The World Health Organisation claims that tobacco kills up to half its users. Such claim is meaningless to an average Nigerian youth who since childhood has lived among people who smoke and is yet to see most of them fall dead. In principle such claims are just like the myths and taboos parents do tell their children when they are young. Children do grow up to a point where they doubt the authenticity of such claims and attempt the forbidden. Once they find out they are not true, children do become caught up in the habit of acting in defiance to those myths and taboos, even when they really don’t have to. Thus, what was intended to be deterrents end up being motivations. A friend once said that when he was in medical school, the common practice was if you cannot remember anything about the causes of some diseases, just write “smoking and drinking.” That reveals the degree of mystification around the use of tobacco products, even among those who are supposed to know better. One problem with mystification is that it is often counter-productive. When young people eventually find out that the claims made against tobacco are both unreasonable and unsubstantiated, nothing will be able to hold them back when they venture into its use.

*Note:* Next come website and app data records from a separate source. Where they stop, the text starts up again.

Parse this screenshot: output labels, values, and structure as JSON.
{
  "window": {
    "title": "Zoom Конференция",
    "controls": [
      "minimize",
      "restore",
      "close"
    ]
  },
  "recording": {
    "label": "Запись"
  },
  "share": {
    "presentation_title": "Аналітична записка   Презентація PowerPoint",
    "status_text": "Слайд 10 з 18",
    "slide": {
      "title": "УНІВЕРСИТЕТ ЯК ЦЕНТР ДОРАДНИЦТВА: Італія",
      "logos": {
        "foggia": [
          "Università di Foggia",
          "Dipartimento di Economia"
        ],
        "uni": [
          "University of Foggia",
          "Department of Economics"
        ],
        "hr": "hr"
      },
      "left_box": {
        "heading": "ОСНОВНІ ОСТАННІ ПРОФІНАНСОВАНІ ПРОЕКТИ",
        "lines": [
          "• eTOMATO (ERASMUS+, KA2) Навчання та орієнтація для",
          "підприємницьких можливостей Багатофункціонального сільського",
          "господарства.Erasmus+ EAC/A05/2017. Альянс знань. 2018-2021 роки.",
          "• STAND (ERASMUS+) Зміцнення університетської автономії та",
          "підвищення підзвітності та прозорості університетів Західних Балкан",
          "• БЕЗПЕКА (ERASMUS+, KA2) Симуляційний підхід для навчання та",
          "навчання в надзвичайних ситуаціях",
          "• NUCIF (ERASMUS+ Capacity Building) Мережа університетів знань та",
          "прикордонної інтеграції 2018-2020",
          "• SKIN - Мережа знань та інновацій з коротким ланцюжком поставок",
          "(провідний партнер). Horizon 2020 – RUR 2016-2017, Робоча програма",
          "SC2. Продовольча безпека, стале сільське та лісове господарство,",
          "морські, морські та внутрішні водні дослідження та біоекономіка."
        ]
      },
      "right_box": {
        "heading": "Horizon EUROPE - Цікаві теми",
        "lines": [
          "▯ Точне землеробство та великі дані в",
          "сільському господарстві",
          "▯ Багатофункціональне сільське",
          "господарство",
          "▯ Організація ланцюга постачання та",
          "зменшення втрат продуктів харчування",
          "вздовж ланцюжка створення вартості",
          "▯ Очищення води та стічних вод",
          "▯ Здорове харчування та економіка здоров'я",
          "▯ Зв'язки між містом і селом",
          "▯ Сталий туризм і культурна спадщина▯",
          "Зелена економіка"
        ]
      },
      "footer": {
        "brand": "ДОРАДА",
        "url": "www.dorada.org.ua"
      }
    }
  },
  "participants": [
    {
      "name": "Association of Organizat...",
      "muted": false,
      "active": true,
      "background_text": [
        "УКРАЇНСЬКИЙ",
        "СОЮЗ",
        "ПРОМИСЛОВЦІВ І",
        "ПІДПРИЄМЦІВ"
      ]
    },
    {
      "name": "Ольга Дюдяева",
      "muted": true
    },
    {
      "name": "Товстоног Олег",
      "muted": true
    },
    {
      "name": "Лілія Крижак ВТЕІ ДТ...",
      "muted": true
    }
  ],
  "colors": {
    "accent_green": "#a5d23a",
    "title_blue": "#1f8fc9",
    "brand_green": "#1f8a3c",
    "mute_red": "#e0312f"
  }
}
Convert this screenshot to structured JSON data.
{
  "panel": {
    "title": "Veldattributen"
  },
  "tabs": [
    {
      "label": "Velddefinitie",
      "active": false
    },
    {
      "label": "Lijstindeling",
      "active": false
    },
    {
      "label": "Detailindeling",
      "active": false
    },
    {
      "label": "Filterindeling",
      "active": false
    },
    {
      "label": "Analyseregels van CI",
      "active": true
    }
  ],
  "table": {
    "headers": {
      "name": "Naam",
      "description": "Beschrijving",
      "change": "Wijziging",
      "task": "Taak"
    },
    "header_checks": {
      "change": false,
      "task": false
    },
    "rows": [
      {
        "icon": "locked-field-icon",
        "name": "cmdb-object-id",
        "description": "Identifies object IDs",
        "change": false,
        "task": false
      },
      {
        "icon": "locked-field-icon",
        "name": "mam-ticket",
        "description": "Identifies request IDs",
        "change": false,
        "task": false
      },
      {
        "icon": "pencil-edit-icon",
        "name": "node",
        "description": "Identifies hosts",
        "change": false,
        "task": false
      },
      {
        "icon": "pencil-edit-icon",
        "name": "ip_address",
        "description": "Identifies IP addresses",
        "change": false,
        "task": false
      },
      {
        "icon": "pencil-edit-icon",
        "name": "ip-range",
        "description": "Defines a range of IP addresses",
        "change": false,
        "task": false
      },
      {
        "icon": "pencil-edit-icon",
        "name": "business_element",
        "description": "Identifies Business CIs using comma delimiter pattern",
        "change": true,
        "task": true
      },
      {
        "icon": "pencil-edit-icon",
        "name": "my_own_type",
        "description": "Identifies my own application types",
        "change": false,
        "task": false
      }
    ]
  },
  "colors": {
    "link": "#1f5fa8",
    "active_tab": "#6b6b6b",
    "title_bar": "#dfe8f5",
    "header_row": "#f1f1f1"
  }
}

Laws may be made against tobacco advertising but you and I cannot be too sure we will be any better for it. Our children sure will be left with the future that responsible parents can plan out for them and the one they can eke out for themselves in the absence of responsible parenthood. Laws may restrict the use of tobacco products to some quarters of the society but they will also give your children and mine more rights and freedom to visit anywhere they like. In the long run we will realise that legislation against tobacco will not do for kids what responsible parenthood must do for them. Take time to study the trend in teenage crimes in those countries where tobacco adverts have been banned for years; where most of the teenagers have never seen tobacco adverts on the TV. You will find that legislation, as good as it is, can be a distraction from addressing problems at their root. What happens after legislators have gone home with the popularity gained from bill sponsorship should start being our business because it really is our business.
•Boluwaji, a public policy advocate, wrote from Abuja